In a recent worship service, I heard a song which I found grating and insipid and I began to complain about it in my heart.

I thought I was only blocking out the unwanted song………. but then, I knew that the Lord wanted to tell me something—“Listen! You are blocking me out! When you are grumbling you are detouring and avoiding something that I want to tell you to help you grow and change. So, stop complaining about the song and listen up!”

Later, after the service, reflecting, I was reminded of a famous Old Testament passage about grumbling.

That night all the members of the community raised their voices and wept aloud.  All the Israelites grumbled against Moses and Aaron, and the whole assembly said to them, “If only we had died in Egypt! Or in this wilderness! Why is the Lord bringing us to this land only to let us fall by the sword? Our wives and children will be taken as plunder. Wouldn’t it be better for us to go back to Egypt?” And they said to each other, “We should choose a leader and go back to Egypt.” (Numbers 14:1-4)

So here they are, in the wilderness, grumbling against Moses. “Boo-hoo! That was some rescue you gave us! We’re gonna die! We wanna go back to Egypt!”  We might want to laugh at these silly people. But of course, unfortunately, we have our own ways of grumbling. We each have our own way of going back to Egypt— we are tempted to fall back to how we used to live before we got serious about following our Lord. We end up just like the proverbial washed pig who returns to wallowing in the mud. (see 2 Peter 2:22)
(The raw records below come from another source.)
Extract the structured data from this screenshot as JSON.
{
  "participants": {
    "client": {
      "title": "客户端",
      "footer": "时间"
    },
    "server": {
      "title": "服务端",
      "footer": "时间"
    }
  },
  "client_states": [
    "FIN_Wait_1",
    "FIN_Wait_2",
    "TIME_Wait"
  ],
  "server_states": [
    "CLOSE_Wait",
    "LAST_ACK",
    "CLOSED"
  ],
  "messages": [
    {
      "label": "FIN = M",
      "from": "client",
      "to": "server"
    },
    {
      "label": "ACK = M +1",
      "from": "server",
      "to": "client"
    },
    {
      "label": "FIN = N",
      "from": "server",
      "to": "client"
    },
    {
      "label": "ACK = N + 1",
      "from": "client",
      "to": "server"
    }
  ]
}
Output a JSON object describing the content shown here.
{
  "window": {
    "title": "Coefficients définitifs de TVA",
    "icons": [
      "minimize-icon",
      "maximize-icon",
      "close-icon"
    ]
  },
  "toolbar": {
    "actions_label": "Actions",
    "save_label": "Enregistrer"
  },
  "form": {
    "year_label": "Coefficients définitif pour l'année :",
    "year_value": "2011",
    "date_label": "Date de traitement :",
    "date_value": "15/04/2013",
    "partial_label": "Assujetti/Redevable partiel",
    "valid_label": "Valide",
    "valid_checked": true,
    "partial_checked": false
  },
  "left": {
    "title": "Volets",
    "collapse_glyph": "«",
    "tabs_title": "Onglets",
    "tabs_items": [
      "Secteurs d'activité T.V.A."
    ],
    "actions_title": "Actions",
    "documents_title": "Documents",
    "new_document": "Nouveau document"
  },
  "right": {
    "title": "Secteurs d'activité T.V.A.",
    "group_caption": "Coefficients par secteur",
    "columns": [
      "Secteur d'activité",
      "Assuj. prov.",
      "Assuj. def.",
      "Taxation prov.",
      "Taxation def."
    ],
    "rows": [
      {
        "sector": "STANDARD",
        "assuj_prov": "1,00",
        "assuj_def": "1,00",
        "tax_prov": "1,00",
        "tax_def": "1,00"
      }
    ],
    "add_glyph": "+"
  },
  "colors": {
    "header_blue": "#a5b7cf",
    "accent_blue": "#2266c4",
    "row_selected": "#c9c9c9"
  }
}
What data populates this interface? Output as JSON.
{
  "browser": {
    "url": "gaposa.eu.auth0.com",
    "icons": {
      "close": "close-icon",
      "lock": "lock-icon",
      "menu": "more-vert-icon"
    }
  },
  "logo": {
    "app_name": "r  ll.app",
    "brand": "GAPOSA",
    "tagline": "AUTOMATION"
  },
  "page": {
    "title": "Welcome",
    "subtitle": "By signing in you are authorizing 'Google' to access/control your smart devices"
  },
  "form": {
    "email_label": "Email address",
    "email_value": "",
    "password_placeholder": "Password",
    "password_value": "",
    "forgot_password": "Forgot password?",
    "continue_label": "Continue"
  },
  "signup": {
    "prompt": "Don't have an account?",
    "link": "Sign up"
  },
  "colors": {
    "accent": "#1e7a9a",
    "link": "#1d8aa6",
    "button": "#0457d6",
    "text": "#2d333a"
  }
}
The whining Israelites were growing far away from seeing that God was in sovereign control, was faithful to his irrevocable promises, longed for them to persevere, and would provide the power to do so. Whenever we see these Old Testament examples, they are all in the Bible not to give us historical information, but because God knows that the exact same thing can happen to us!

In my own ideal world, none of the things that make me whine would happen. And in the worship service, after starting to listen, a song did come up which was wonderful —powerful and based on the Scripture: Jesus coming again. What a change of focus! Then, the importance of what I whine about shrinks, and the importance of how Jesus looks at things increases. Jesus, who is coming again, is in control. That gives me a thankful heart; what a wonderful antidote for grumbling!